Thus it was remarkable that in the last several months two different biotech companies, with products utilizing two completely different cancer immune approaches, came before the FDA's Advisory Committee Meeting for judgment. The first product, Provenge, made by the Dendreon company, is a cellular therapy that tackles prostate cancer. The results of the Provenge clinical trial in men with prostate cancer who had failed all other therapies appeared before the committee that advises on cell-based cancer products for the FDA Center for Biologics. This committee was comprised of immunology and oncology experts. The second product, Junovan, made by the IDM company, was tested in children with osteosarcoma, a rare bone cancer that affects just 900 children per year. The results of the Junovan clinical trial appeared before a different committee -- one that judges protein cancer agents and was comprised solely of oncologists with no immunology experts.

Both the Provenge and Junovan clinical trials provided evidence that patients lived longer compared to control groups. But according to the FDA, these "survival advantages" that statisticians talk about had "issues." When the issues were discussed in the Provenge public meeting the majority of the committee (in a 13-4 vote) thought the issues, while relevant and important, were superseded by the solid immunology science behind the product.

However, those voting in the minority, very powerful members of the oncology community, launched an unprecedented PR campaign accusing those in the majority of incompetence and naiveté in matters relating to cancer products. The arrogance of this campaign overlooked the notion that survival data from immune-based products may be qualitatively different from, and may need to be judged by different criteria than, survival data from chemotherapy drugs.

But such intriguing academic discussions never had a chance to take root. Instead -- just a few weeks after the favorable ruling on Provenge -- the Junovan product came before the FDA's Advisory Committee for approval. Incredibly, the improvement in the survival rate of children with bone cancer who received Junovan was summarily dismissed as irrelevant by the committee. Why? The statistical data showing the odds of efficacy were 94% surety instead of the usual goal of 95% surety. This 1% difference was all the committee needed to justify a 12-2 "No" vote.

The Junovan meeting was chaired by the very physician who launched the PR campaign against Provenge. Unlike the meeting on Provenge, however, all discussion time on Junovan was spent kneeling before the altar of statistics -- not a single comment was made about the immunology science supporting the efficacy of Junovan. Remarkably, as the Junovan vote was taking place, the FDA folded under the pressure and announced that it would not abide by the favorable vote on Provenge. Instead, the FDA called for more testing that -- if the product is not killed outright by its maker Dendreon -- will take at least three years to complete.

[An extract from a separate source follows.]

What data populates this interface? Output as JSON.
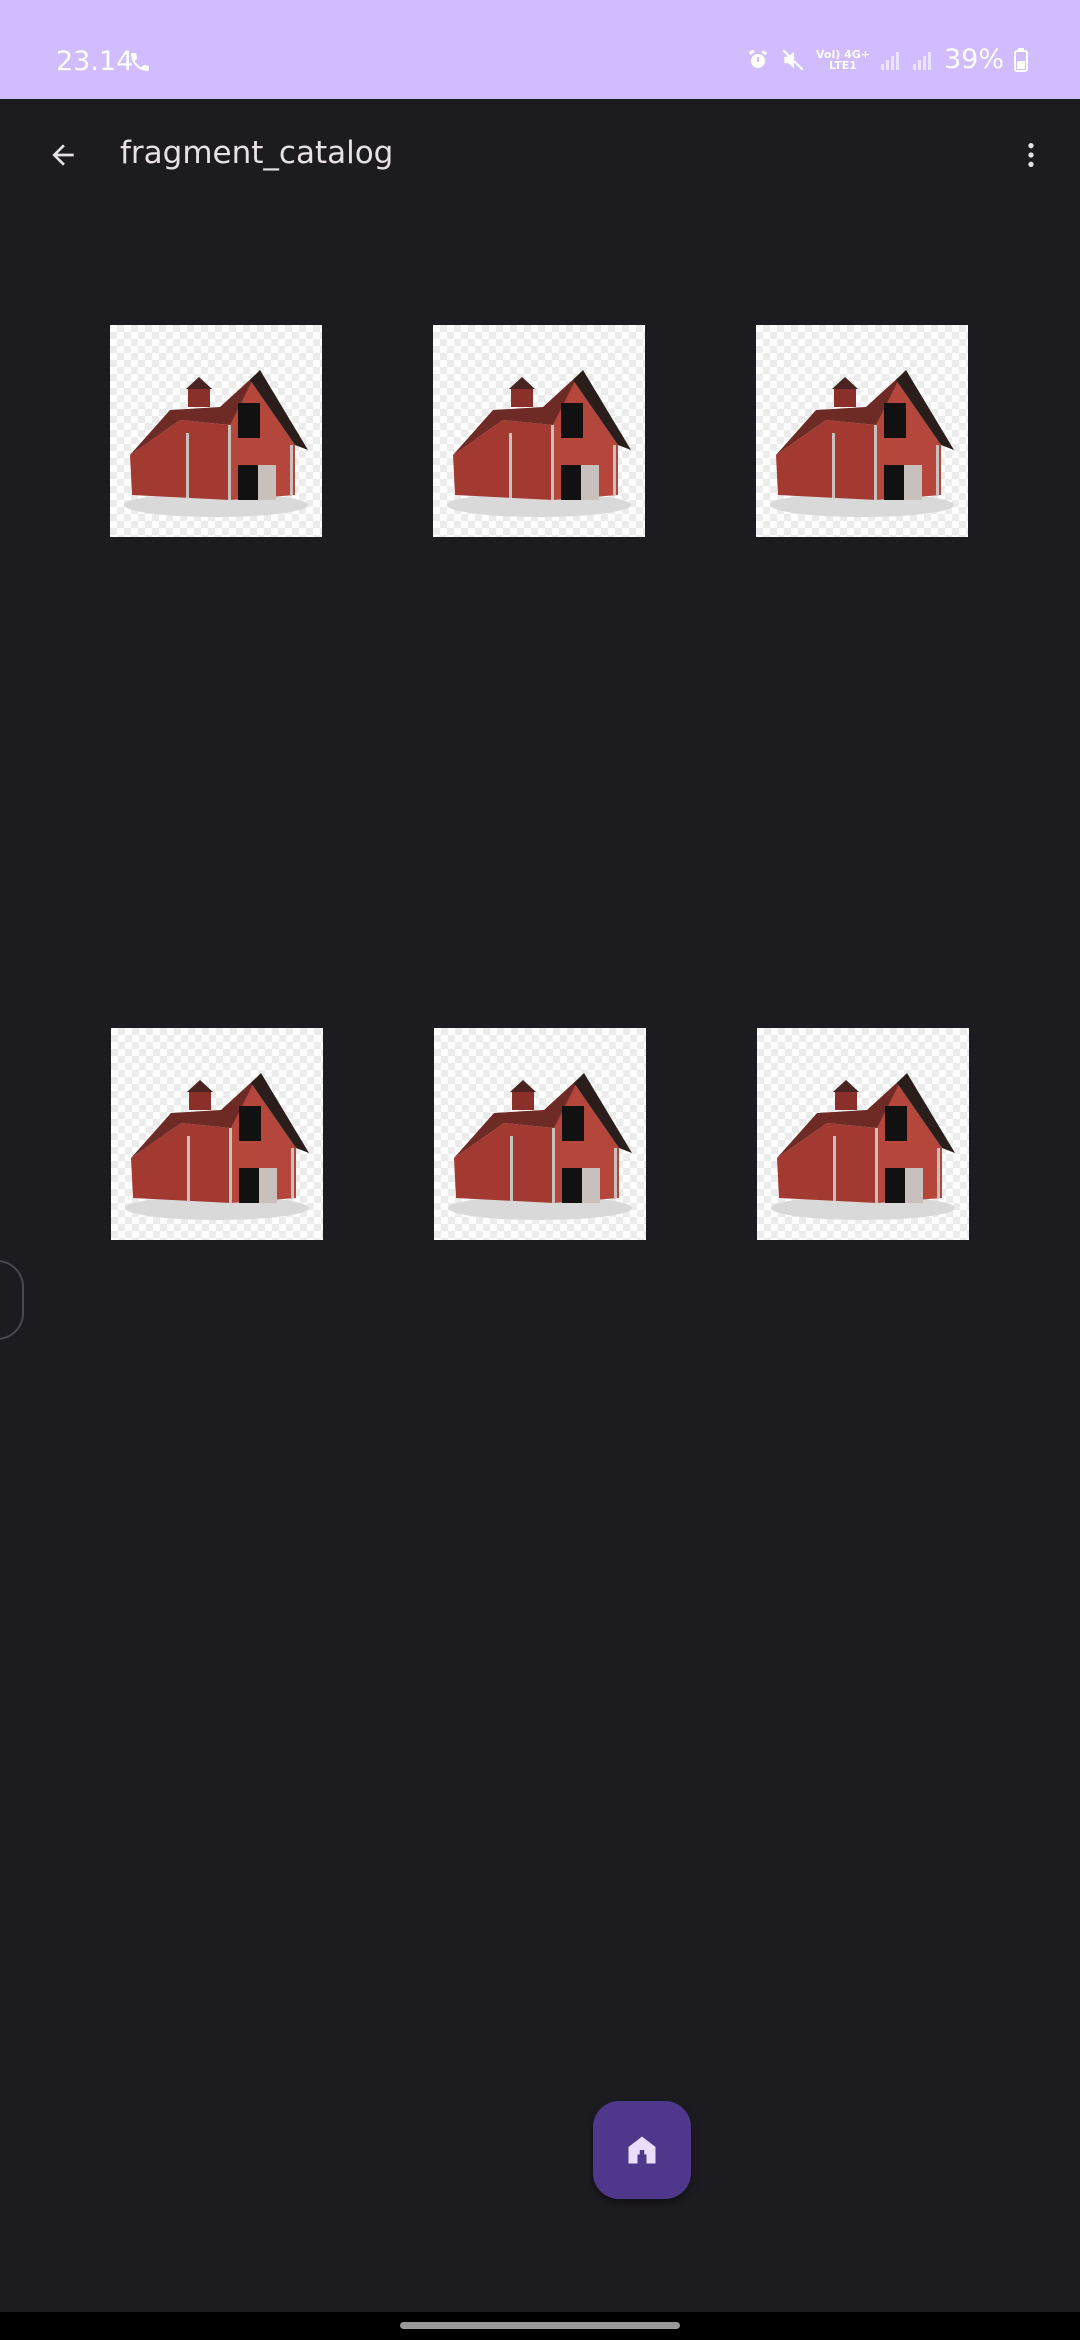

In the span of eight hours, the dawn of a new era in cancer immunotherapy was driven back into the night. It will be years before we know the full impact of these decisions and how many cancer patients, young and old, have had their lives cut short as a result. For now, however, one thing is clear: While our lawmakers obsess over FDA "safety reforms," no one is holding this government agency accountable for its complicity in stalling therapies for life-threatening diseases.

Dr. Thornton, a former medical officer in the FDA Office of Oncology Products, volunteers as president of the Sarcoma Foundation of America.